“Chondroitinase improves the outcome after spinal cord injuries in lab animals; therefore it could also benefit dogs and people suffering from the same conditions.”
The purpose of our clinical trial is to help these severely affected dogs by testing if a new treatment, called chondroitinase, may improve the outcome after spinal cord injury in dogs.
“Spinal cord injuries can lead to serious consequences including the impairment of movement, sensation and urination; this is because spinal cord tissue does not regenerate effectively”
During the past decade, numerous experiments in laboratory rodents have shown the benefits of injecting chondroitinase into regions of damaged spinal cord. The drug works by dissolving away some of the scarring tissue that forms after spinal cord injury, allowing new nerve fibers to grow across the damaged region and restore communication. Successful intervention using chondroitinase in laboratory animals has been especially notable when it has been combined with physical therapy.
During our trial, we will inject chondroitinase into the spinal cord and then perform various tests over the following 6 months to assess changes in gait and control of the bladder. The results will then be compared with those from dogs that have not had the condroitinase injection, so that we can determine if the treatment is effective. Fortunately, there have been no reports of damaging effects of this treatment; and the safety trial that we previously conducted here in dogs with spinal cord injury also suggested this treatment is very safe.
What happens during the trial?
Dogs that are entered into the trial will have some ‘baseline’ assessments made of their limb coordination and bladder control. They will then be randomized to receive either the test therapy (chondroitinase) followed by physical therapy, or to receive physical therapy alone. This means that each dog in the trial will have a 50% chance of getting the test medication at the start of the trial—but ALL dogs will receive free physical therapy as part of the trial.

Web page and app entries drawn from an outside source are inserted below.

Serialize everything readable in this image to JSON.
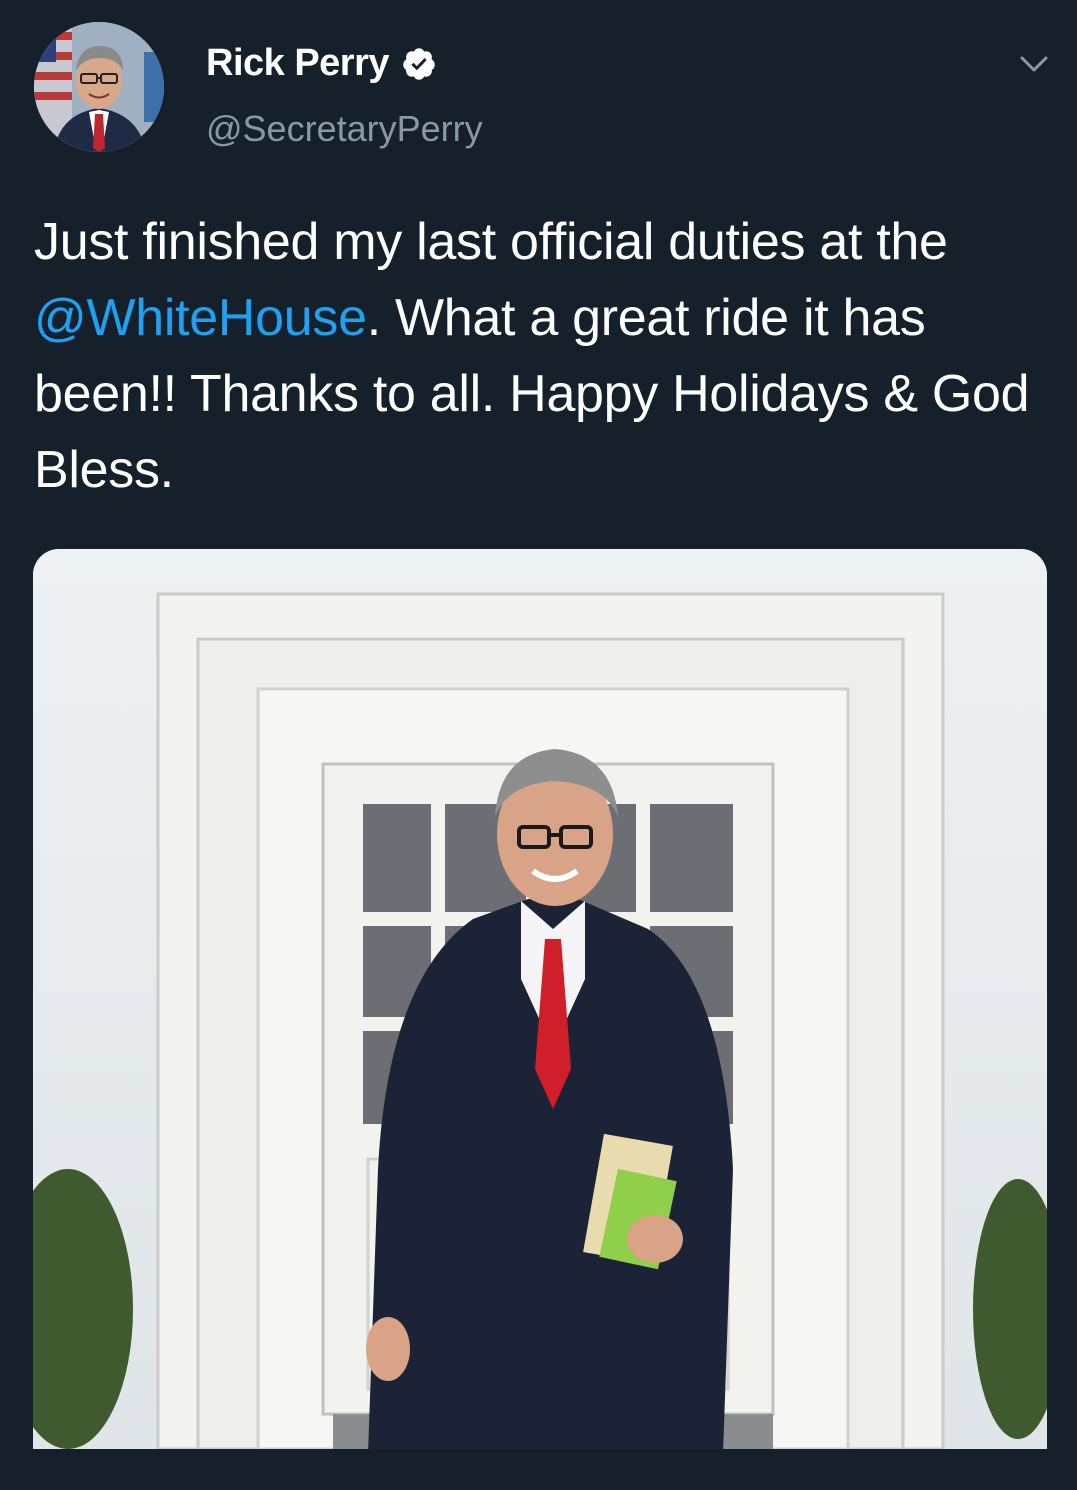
{
  "tweet": {
    "author": {
      "display_name": "Rick Perry",
      "handle": "@SecretaryPerry",
      "verified": true
    },
    "text_before": "Just finished my last official duties at the ",
    "mention": "@WhiteHouse",
    "text_after": ". What a great ride it has been!!  Thanks to all. Happy Holidays & God Bless.",
    "icons": {
      "verified": "verified-badge-icon",
      "menu": "chevron-down-icon"
    }
  },
  "colors": {
    "background": "#15202b",
    "text": "#ffffff",
    "secondary_text": "#8899a6",
    "link": "#1da1f2"
  }
}
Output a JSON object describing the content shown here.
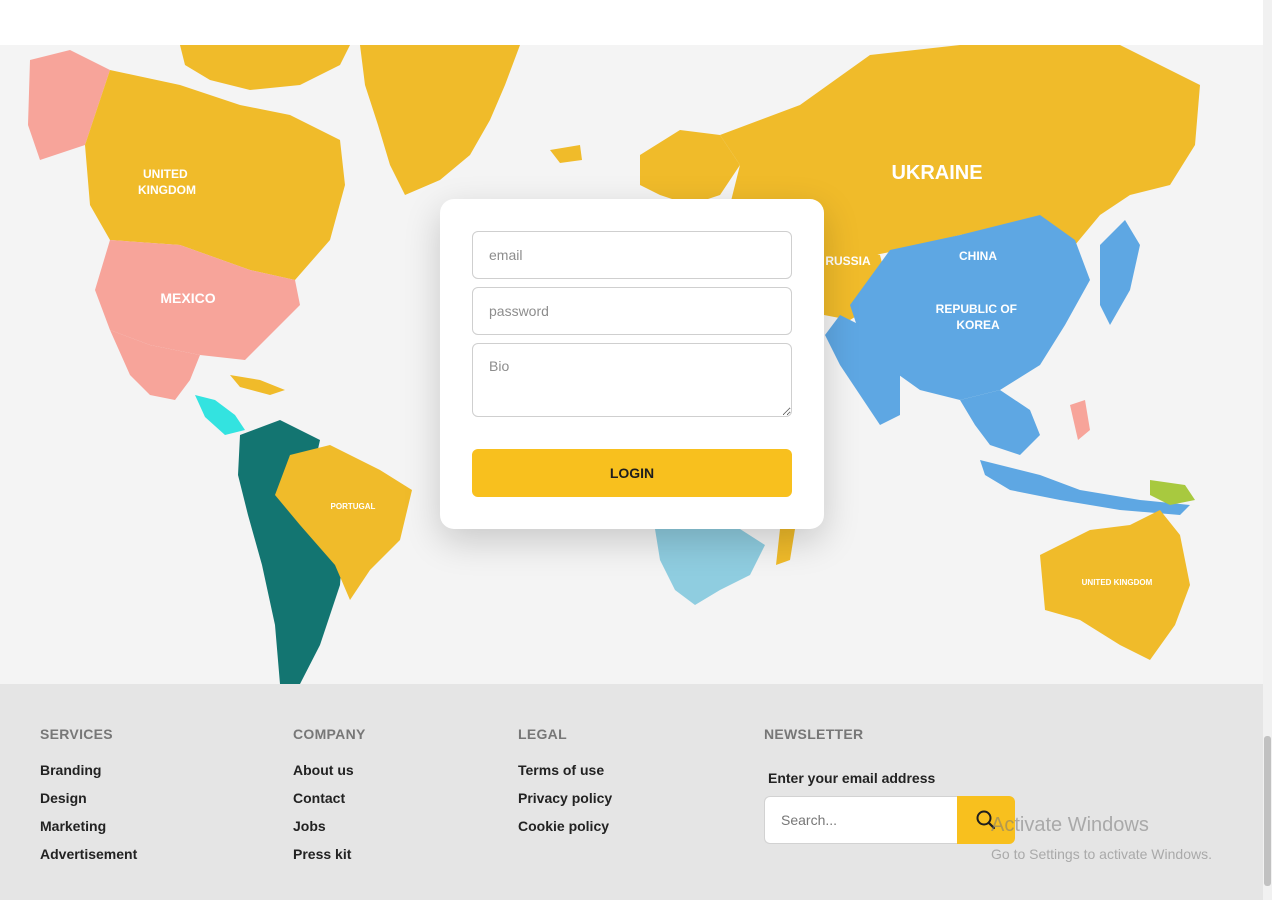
{
  "map": {
    "labels": {
      "united_kingdom_1": "UNITED\nKINGDOM",
      "mexico": "MEXICO",
      "ukraine": "UKRAINE",
      "russia": "RUSSIA",
      "china": "CHINA",
      "republic_of_korea": "REPUBLIC OF\nKOREA",
      "portugal": "PORTUGAL",
      "united_kingdom_2": "UNITED KINGDOM"
    },
    "colors": {
      "yellow": "#f0bb2a",
      "pink": "#f7a49a",
      "blue": "#5ea7e3",
      "teal": "#137571",
      "cyan": "#33e3e0",
      "lightblue": "#8fcde0",
      "green": "#a8c93f",
      "background": "#f4f4f4"
    }
  },
  "login_form": {
    "email_placeholder": "email",
    "password_placeholder": "password",
    "bio_placeholder": "Bio",
    "login_label": "LOGIN"
  },
  "footer": {
    "services": {
      "title": "SERVICES",
      "links": [
        "Branding",
        "Design",
        "Marketing",
        "Advertisement"
      ]
    },
    "company": {
      "title": "COMPANY",
      "links": [
        "About us",
        "Contact",
        "Jobs",
        "Press kit"
      ]
    },
    "legal": {
      "title": "LEGAL",
      "links": [
        "Terms of use",
        "Privacy policy",
        "Cookie policy"
      ]
    },
    "newsletter": {
      "title": "NEWSLETTER",
      "label": "Enter your email address",
      "search_placeholder": "Search..."
    }
  },
  "watermark": {
    "title": "Activate Windows",
    "subtitle": "Go to Settings to activate Windows."
  },
  "accent_color": "#f8c01e",
  "icons": {
    "search": "search-icon"
  }
}
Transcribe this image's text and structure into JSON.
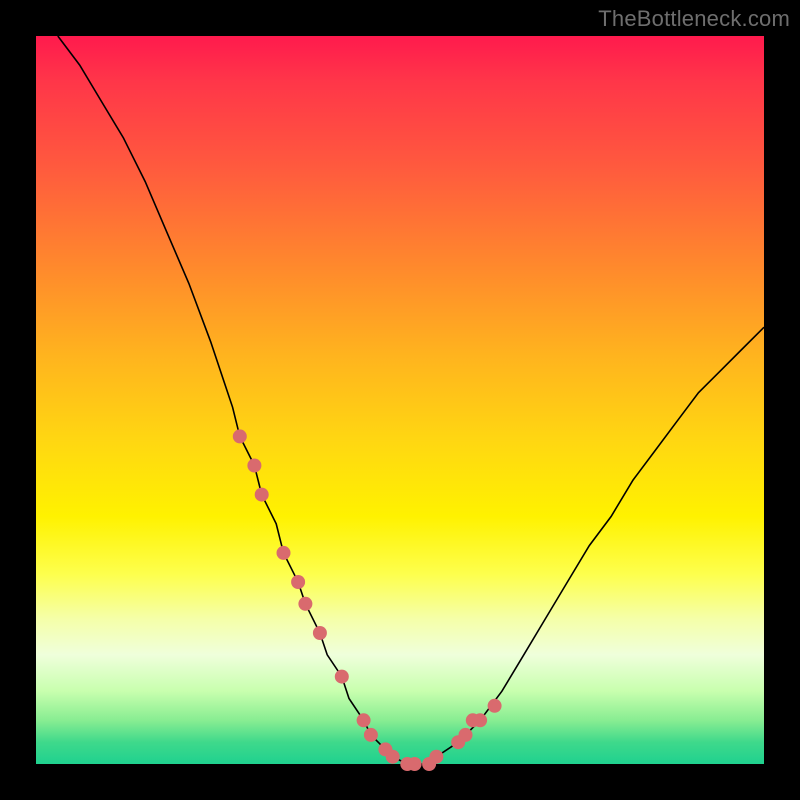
{
  "watermark": "TheBottleneck.com",
  "colors": {
    "frame": "#000000",
    "curve_stroke": "#000000",
    "dot_fill": "#d96a6e",
    "gradient_top": "#ff1a4d",
    "gradient_bottom": "#1fd18f"
  },
  "chart_data": {
    "type": "line",
    "title": "",
    "xlabel": "",
    "ylabel": "",
    "xlim": [
      0,
      100
    ],
    "ylim": [
      0,
      100
    ],
    "grid": false,
    "legend": false,
    "series": [
      {
        "name": "bottleneck-curve",
        "x": [
          3,
          6,
          9,
          12,
          15,
          18,
          21,
          24,
          27,
          28,
          30,
          31,
          33,
          34,
          36,
          37,
          39,
          40,
          42,
          43,
          45,
          46,
          48,
          49,
          51,
          52,
          54,
          55,
          58,
          61,
          64,
          67,
          70,
          73,
          76,
          79,
          82,
          85,
          88,
          91,
          94,
          97,
          100
        ],
        "values": [
          100,
          96,
          91,
          86,
          80,
          73,
          66,
          58,
          49,
          45,
          41,
          37,
          33,
          29,
          25,
          22,
          18,
          15,
          12,
          9,
          6,
          4,
          2,
          1,
          0,
          0,
          0,
          1,
          3,
          6,
          10,
          15,
          20,
          25,
          30,
          34,
          39,
          43,
          47,
          51,
          54,
          57,
          60
        ]
      }
    ],
    "markers": {
      "name": "highlighted-points",
      "x": [
        28,
        30,
        31,
        34,
        36,
        37,
        39,
        42,
        45,
        46,
        48,
        49,
        51,
        52,
        54,
        55,
        58,
        59,
        60,
        61,
        63
      ],
      "values": [
        45,
        41,
        37,
        29,
        25,
        22,
        18,
        12,
        6,
        4,
        2,
        1,
        0,
        0,
        0,
        1,
        3,
        4,
        6,
        6,
        8
      ]
    }
  }
}
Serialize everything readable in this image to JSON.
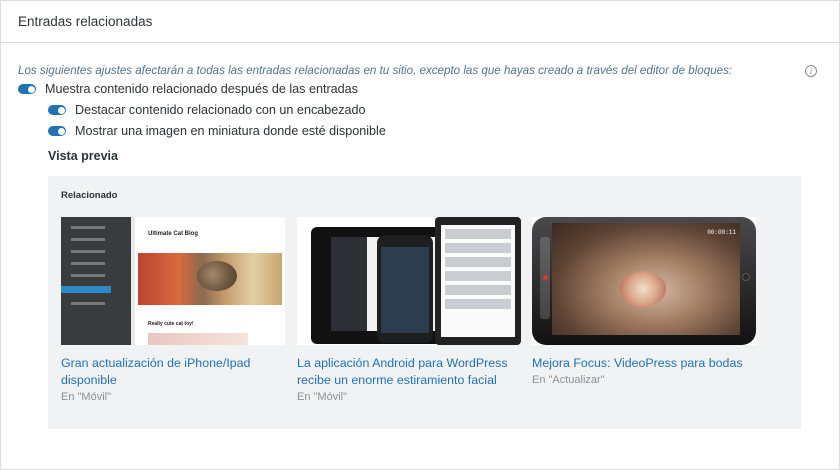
{
  "header": {
    "title": "Entradas relacionadas"
  },
  "notice": "Los siguientes ajustes afectarán a todas las entradas relacionadas en tu sitio, excepto las que hayas creado a través del editor de bloques:",
  "toggles": [
    {
      "label": "Muestra contenido relacionado después de las entradas",
      "on": true
    },
    {
      "label": "Destacar contenido relacionado con un encabezado",
      "on": true
    },
    {
      "label": "Mostrar una imagen en miniatura donde esté disponible",
      "on": true
    }
  ],
  "preview": {
    "title": "Vista previa",
    "related_label": "Relacionado",
    "posts": [
      {
        "title": "Gran actualización de iPhone/Ipad disponible",
        "category": "En \"Móvil\"",
        "thumb": {
          "blog_title": "Ultimate Cat Blog",
          "caption": "Really cute cat toy!"
        }
      },
      {
        "title": "La aplicación Android para WordPress recibe un enorme estiramiento facial",
        "category": "En \"Móvil\""
      },
      {
        "title": "Mejora Focus: VideoPress para bodas",
        "category": "En \"Actualizar\"",
        "thumb": {
          "time": "00:00:11"
        }
      }
    ]
  },
  "colors": {
    "accent": "#2271b1",
    "notice": "#4f748e",
    "muted": "#8c8f94"
  },
  "icons": {
    "info": "info-icon"
  }
}
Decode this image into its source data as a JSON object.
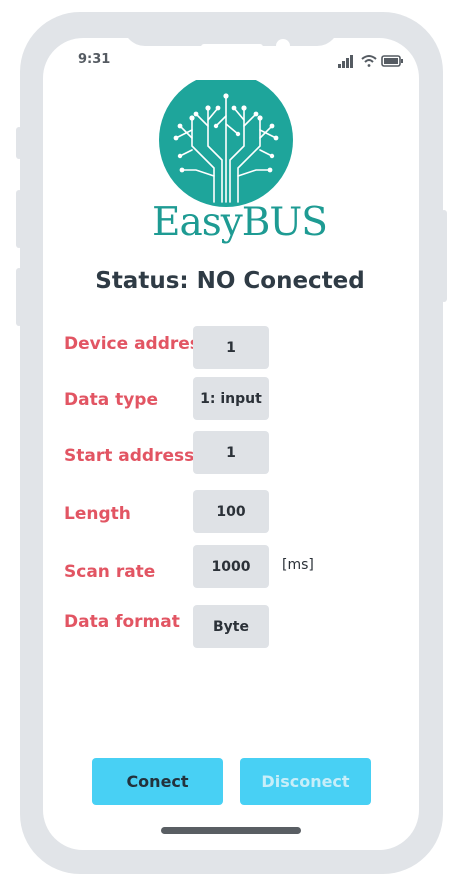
{
  "status_bar": {
    "time": "9:31",
    "icons": [
      "signal-icon",
      "wifi-icon",
      "battery-icon"
    ]
  },
  "brand": {
    "name": "EasyBUS",
    "color": "#1e9b93"
  },
  "status": {
    "text": "Status: NO Conected"
  },
  "form": {
    "fields": [
      {
        "label": "Device address",
        "value": "1"
      },
      {
        "label": "Data type",
        "value": "1: input"
      },
      {
        "label": "Start address",
        "value": "1"
      },
      {
        "label": "Length",
        "value": "100"
      },
      {
        "label": "Scan rate",
        "value": "1000",
        "unit": "[ms]"
      },
      {
        "label": "Data format",
        "value": "Byte"
      }
    ]
  },
  "actions": {
    "connect_label": "Conect",
    "disconnect_label": "Disconect"
  },
  "colors": {
    "label": "#e25563",
    "button": "#48d0f4",
    "field": "#dfe2e6",
    "frame": "#e1e4e8"
  }
}
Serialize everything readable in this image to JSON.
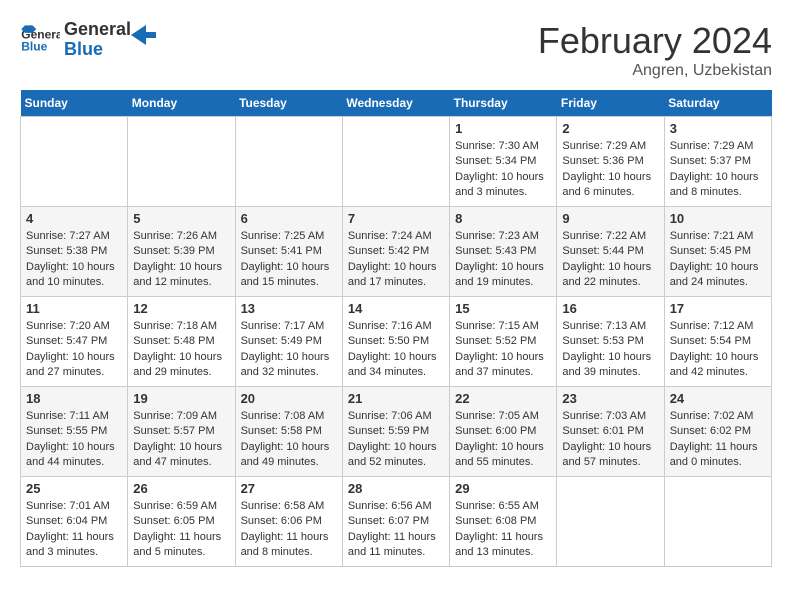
{
  "header": {
    "logo_general": "General",
    "logo_blue": "Blue",
    "month_title": "February 2024",
    "subtitle": "Angren, Uzbekistan"
  },
  "weekdays": [
    "Sunday",
    "Monday",
    "Tuesday",
    "Wednesday",
    "Thursday",
    "Friday",
    "Saturday"
  ],
  "weeks": [
    [
      {
        "day": "",
        "info": ""
      },
      {
        "day": "",
        "info": ""
      },
      {
        "day": "",
        "info": ""
      },
      {
        "day": "",
        "info": ""
      },
      {
        "day": "1",
        "info": "Sunrise: 7:30 AM\nSunset: 5:34 PM\nDaylight: 10 hours\nand 3 minutes."
      },
      {
        "day": "2",
        "info": "Sunrise: 7:29 AM\nSunset: 5:36 PM\nDaylight: 10 hours\nand 6 minutes."
      },
      {
        "day": "3",
        "info": "Sunrise: 7:29 AM\nSunset: 5:37 PM\nDaylight: 10 hours\nand 8 minutes."
      }
    ],
    [
      {
        "day": "4",
        "info": "Sunrise: 7:27 AM\nSunset: 5:38 PM\nDaylight: 10 hours\nand 10 minutes."
      },
      {
        "day": "5",
        "info": "Sunrise: 7:26 AM\nSunset: 5:39 PM\nDaylight: 10 hours\nand 12 minutes."
      },
      {
        "day": "6",
        "info": "Sunrise: 7:25 AM\nSunset: 5:41 PM\nDaylight: 10 hours\nand 15 minutes."
      },
      {
        "day": "7",
        "info": "Sunrise: 7:24 AM\nSunset: 5:42 PM\nDaylight: 10 hours\nand 17 minutes."
      },
      {
        "day": "8",
        "info": "Sunrise: 7:23 AM\nSunset: 5:43 PM\nDaylight: 10 hours\nand 19 minutes."
      },
      {
        "day": "9",
        "info": "Sunrise: 7:22 AM\nSunset: 5:44 PM\nDaylight: 10 hours\nand 22 minutes."
      },
      {
        "day": "10",
        "info": "Sunrise: 7:21 AM\nSunset: 5:45 PM\nDaylight: 10 hours\nand 24 minutes."
      }
    ],
    [
      {
        "day": "11",
        "info": "Sunrise: 7:20 AM\nSunset: 5:47 PM\nDaylight: 10 hours\nand 27 minutes."
      },
      {
        "day": "12",
        "info": "Sunrise: 7:18 AM\nSunset: 5:48 PM\nDaylight: 10 hours\nand 29 minutes."
      },
      {
        "day": "13",
        "info": "Sunrise: 7:17 AM\nSunset: 5:49 PM\nDaylight: 10 hours\nand 32 minutes."
      },
      {
        "day": "14",
        "info": "Sunrise: 7:16 AM\nSunset: 5:50 PM\nDaylight: 10 hours\nand 34 minutes."
      },
      {
        "day": "15",
        "info": "Sunrise: 7:15 AM\nSunset: 5:52 PM\nDaylight: 10 hours\nand 37 minutes."
      },
      {
        "day": "16",
        "info": "Sunrise: 7:13 AM\nSunset: 5:53 PM\nDaylight: 10 hours\nand 39 minutes."
      },
      {
        "day": "17",
        "info": "Sunrise: 7:12 AM\nSunset: 5:54 PM\nDaylight: 10 hours\nand 42 minutes."
      }
    ],
    [
      {
        "day": "18",
        "info": "Sunrise: 7:11 AM\nSunset: 5:55 PM\nDaylight: 10 hours\nand 44 minutes."
      },
      {
        "day": "19",
        "info": "Sunrise: 7:09 AM\nSunset: 5:57 PM\nDaylight: 10 hours\nand 47 minutes."
      },
      {
        "day": "20",
        "info": "Sunrise: 7:08 AM\nSunset: 5:58 PM\nDaylight: 10 hours\nand 49 minutes."
      },
      {
        "day": "21",
        "info": "Sunrise: 7:06 AM\nSunset: 5:59 PM\nDaylight: 10 hours\nand 52 minutes."
      },
      {
        "day": "22",
        "info": "Sunrise: 7:05 AM\nSunset: 6:00 PM\nDaylight: 10 hours\nand 55 minutes."
      },
      {
        "day": "23",
        "info": "Sunrise: 7:03 AM\nSunset: 6:01 PM\nDaylight: 10 hours\nand 57 minutes."
      },
      {
        "day": "24",
        "info": "Sunrise: 7:02 AM\nSunset: 6:02 PM\nDaylight: 11 hours\nand 0 minutes."
      }
    ],
    [
      {
        "day": "25",
        "info": "Sunrise: 7:01 AM\nSunset: 6:04 PM\nDaylight: 11 hours\nand 3 minutes."
      },
      {
        "day": "26",
        "info": "Sunrise: 6:59 AM\nSunset: 6:05 PM\nDaylight: 11 hours\nand 5 minutes."
      },
      {
        "day": "27",
        "info": "Sunrise: 6:58 AM\nSunset: 6:06 PM\nDaylight: 11 hours\nand 8 minutes."
      },
      {
        "day": "28",
        "info": "Sunrise: 6:56 AM\nSunset: 6:07 PM\nDaylight: 11 hours\nand 11 minutes."
      },
      {
        "day": "29",
        "info": "Sunrise: 6:55 AM\nSunset: 6:08 PM\nDaylight: 11 hours\nand 13 minutes."
      },
      {
        "day": "",
        "info": ""
      },
      {
        "day": "",
        "info": ""
      }
    ]
  ]
}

Dogs in both groups will be anesthetized and have special x-rays taken to check the site of the injury; dogs in the treatment group will have the injection during this period of anesthesia. Dogs will then be invited to stay at our hospital facility for one week so that they can receive physical therapy to encourage their ability to walk. They will then go home with instructions about how best to encourage their mobility and toilet training.
All dogs will return to our hospital at 1 month, 3 months and 6 months after the initial visit for repeat clinical assessment and a free week-long course of physical therapy. For owners that are able to return more frequently, we will offer weeklong physical therapy sessions once each month for six months.
At the end of the trial period we will let you know what group your dog was in and offer the option of chondroitinase injection to those who didn’t receive it previously.
This trial is being sponsored by the International Spinal Research Trust (IRST), a charity that searches for treatments for humans that have suffered spinal cord injury. This study is of interest to the ISRT because if dogs were shown to benefit from this treatment then it would provide strong evidence that it would be a good idea to test in human patients. Human trials are very costly and spinal cord injury is much more common in dogs than in people, meaning that it is sensible for us to test this intervention in dogs first. It also means that, if the treatment is successful, dog patients will be the first to benefit from this new approach to spinal cord injury!
For more information
Dr. Nick Jeffery | 515-294-4900
Dr. Hilary Hu | 515–460–2937
Iowa State University Veterinary Medical Center | vetmed.iastate.edu/vmc